Entries from a dataset of interfaces
Content starts

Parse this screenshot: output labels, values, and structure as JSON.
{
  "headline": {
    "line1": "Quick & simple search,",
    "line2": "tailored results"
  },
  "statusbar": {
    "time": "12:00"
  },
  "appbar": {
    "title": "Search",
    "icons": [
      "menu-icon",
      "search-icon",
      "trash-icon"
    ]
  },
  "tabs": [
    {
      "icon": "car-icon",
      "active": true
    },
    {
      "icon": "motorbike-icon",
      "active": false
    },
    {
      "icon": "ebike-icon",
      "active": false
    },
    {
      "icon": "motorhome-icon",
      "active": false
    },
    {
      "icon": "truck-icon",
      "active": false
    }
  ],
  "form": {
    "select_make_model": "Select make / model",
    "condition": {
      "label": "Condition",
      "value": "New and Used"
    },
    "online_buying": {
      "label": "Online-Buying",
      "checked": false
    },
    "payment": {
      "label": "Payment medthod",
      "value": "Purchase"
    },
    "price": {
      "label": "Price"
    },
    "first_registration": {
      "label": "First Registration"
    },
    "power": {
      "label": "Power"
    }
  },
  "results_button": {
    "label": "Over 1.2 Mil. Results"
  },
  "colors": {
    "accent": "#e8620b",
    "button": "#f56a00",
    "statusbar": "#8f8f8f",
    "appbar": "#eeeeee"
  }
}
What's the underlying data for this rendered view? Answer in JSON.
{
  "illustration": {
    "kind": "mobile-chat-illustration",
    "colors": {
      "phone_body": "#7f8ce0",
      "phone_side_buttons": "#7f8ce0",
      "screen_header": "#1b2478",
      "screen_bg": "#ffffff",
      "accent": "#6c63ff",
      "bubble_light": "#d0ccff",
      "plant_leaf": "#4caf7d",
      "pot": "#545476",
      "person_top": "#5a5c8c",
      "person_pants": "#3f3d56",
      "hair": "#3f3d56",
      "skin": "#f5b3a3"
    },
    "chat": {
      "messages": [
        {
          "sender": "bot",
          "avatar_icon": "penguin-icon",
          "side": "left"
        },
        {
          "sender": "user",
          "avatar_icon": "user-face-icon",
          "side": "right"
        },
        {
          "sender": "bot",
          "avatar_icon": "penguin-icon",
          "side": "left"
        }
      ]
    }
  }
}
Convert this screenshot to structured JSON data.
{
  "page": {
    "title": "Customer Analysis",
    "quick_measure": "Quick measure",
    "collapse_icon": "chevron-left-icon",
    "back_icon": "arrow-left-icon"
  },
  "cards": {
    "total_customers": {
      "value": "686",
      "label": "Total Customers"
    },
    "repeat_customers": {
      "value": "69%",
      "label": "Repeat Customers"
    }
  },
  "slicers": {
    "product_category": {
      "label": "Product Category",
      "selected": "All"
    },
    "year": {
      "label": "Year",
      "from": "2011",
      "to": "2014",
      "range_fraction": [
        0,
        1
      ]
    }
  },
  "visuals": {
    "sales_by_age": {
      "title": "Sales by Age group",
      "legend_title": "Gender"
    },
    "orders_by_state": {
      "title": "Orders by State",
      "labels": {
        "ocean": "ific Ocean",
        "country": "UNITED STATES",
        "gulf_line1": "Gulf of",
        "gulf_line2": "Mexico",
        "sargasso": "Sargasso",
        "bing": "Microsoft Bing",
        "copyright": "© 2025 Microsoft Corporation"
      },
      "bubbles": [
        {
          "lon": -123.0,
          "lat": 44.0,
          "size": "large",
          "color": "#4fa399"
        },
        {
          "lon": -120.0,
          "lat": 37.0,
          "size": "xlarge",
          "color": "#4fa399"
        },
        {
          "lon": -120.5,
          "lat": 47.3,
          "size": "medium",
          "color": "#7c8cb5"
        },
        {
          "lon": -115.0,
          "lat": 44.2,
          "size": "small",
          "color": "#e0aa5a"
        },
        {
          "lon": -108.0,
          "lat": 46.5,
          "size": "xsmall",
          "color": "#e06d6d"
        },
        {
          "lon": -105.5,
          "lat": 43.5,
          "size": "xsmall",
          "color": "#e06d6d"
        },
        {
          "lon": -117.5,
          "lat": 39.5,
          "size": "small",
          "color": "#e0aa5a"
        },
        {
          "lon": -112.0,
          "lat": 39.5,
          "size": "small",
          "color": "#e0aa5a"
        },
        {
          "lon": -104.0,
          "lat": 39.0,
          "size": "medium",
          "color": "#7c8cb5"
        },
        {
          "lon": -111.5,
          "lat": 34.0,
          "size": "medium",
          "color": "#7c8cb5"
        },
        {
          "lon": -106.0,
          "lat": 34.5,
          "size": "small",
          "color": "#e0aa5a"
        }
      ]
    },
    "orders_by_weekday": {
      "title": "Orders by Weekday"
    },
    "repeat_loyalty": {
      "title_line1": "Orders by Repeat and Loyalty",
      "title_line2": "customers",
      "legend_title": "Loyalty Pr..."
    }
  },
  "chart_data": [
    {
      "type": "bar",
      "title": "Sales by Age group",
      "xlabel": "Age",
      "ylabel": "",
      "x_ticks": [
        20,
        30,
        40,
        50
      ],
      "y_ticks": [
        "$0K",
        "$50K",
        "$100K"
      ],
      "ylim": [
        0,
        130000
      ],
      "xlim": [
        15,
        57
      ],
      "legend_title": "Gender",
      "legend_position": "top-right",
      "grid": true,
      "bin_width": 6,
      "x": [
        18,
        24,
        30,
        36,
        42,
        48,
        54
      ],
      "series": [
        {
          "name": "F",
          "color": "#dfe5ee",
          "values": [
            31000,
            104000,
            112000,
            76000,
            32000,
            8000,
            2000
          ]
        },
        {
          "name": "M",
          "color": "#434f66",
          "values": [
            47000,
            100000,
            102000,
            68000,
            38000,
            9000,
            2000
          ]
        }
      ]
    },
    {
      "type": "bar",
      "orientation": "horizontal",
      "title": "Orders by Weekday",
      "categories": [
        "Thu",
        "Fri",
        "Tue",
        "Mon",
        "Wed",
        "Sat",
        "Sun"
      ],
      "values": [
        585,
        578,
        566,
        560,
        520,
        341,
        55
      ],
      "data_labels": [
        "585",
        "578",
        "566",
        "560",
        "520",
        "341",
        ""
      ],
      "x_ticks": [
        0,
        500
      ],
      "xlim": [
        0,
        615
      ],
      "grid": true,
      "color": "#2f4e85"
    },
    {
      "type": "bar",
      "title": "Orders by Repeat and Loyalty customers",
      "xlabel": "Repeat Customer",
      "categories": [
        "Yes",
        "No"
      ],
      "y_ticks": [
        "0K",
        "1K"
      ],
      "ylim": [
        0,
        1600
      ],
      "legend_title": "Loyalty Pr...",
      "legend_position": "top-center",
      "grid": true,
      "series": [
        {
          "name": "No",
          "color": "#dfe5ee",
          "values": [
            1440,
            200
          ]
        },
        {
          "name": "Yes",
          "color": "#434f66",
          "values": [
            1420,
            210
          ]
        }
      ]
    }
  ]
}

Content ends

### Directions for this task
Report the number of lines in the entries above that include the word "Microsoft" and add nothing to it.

### Written solution
2